- _What the task asks_: Repeat each entry in full, exactly.

- _Material supplied_:

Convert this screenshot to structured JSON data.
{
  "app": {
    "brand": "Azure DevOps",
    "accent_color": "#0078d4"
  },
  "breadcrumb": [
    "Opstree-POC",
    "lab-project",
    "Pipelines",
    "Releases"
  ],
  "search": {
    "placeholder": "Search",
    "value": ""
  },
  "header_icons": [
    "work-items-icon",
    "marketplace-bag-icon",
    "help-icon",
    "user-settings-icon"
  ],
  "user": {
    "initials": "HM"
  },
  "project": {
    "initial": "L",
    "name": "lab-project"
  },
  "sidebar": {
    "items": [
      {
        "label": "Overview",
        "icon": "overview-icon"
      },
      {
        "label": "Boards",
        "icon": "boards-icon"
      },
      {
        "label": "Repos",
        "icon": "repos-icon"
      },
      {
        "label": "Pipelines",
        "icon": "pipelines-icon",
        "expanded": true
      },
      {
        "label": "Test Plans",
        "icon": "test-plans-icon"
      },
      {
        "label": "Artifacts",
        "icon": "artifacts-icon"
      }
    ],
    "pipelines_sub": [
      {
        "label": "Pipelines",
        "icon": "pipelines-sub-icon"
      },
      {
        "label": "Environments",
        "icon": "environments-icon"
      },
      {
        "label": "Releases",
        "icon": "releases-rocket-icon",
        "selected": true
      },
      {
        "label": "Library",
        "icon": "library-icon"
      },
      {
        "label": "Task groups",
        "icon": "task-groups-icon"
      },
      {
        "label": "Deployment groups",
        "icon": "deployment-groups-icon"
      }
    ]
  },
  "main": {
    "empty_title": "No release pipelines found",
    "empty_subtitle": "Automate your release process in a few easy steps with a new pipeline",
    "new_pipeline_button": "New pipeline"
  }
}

- _Result below_:
Convert this screenshot to structured JSON data.
{
  "app": {
    "brand": "Azure DevOps",
    "accent_color": "#0078d4"
  },
  "breadcrumb": [
    "Opstree-POC",
    "lab-project",
    "Pipelines",
    "Releases"
  ],
  "search": {
    "placeholder": "Search",
    "value": ""
  },
  "header_icons": [
    "work-items-icon",
    "marketplace-bag-icon",
    "help-icon",
    "user-settings-icon"
  ],
  "user": {
    "initials": "HM"
  },
  "project": {
    "initial": "L",
    "name": "lab-project"
  },
  "sidebar": {
    "items": [
      {
        "label": "Overview",
        "icon": "overview-icon"
      },
      {
        "label": "Boards",
        "icon": "boards-icon"
      },
      {
        "label": "Repos",
        "icon": "repos-icon"
      },
      {
        "label": "Pipelines",
        "icon": "pipelines-icon",
        "expanded": true
      },
      {
        "label": "Test Plans",
        "icon": "test-plans-icon"
      },
      {
        "label": "Artifacts",
        "icon": "artifacts-icon"
      }
    ],
    "pipelines_sub": [
      {
        "label": "Pipelines",
        "icon": "pipelines-sub-icon"
      },
      {
        "label": "Environments",
        "icon": "environments-icon"
      },
      {
        "label": "Releases",
        "icon": "releases-rocket-icon",
        "selected": true
      },
      {
        "label": "Library",
        "icon": "library-icon"
      },
      {
        "label": "Task groups",
        "icon": "task-groups-icon"
      },
      {
        "label": "Deployment groups",
        "icon": "deployment-groups-icon"
      }
    ]
  },
  "main": {
    "empty_title": "No release pipelines found",
    "empty_subtitle": "Automate your release process in a few easy steps with a new pipeline",
    "new_pipeline_button": "New pipeline"
  }
}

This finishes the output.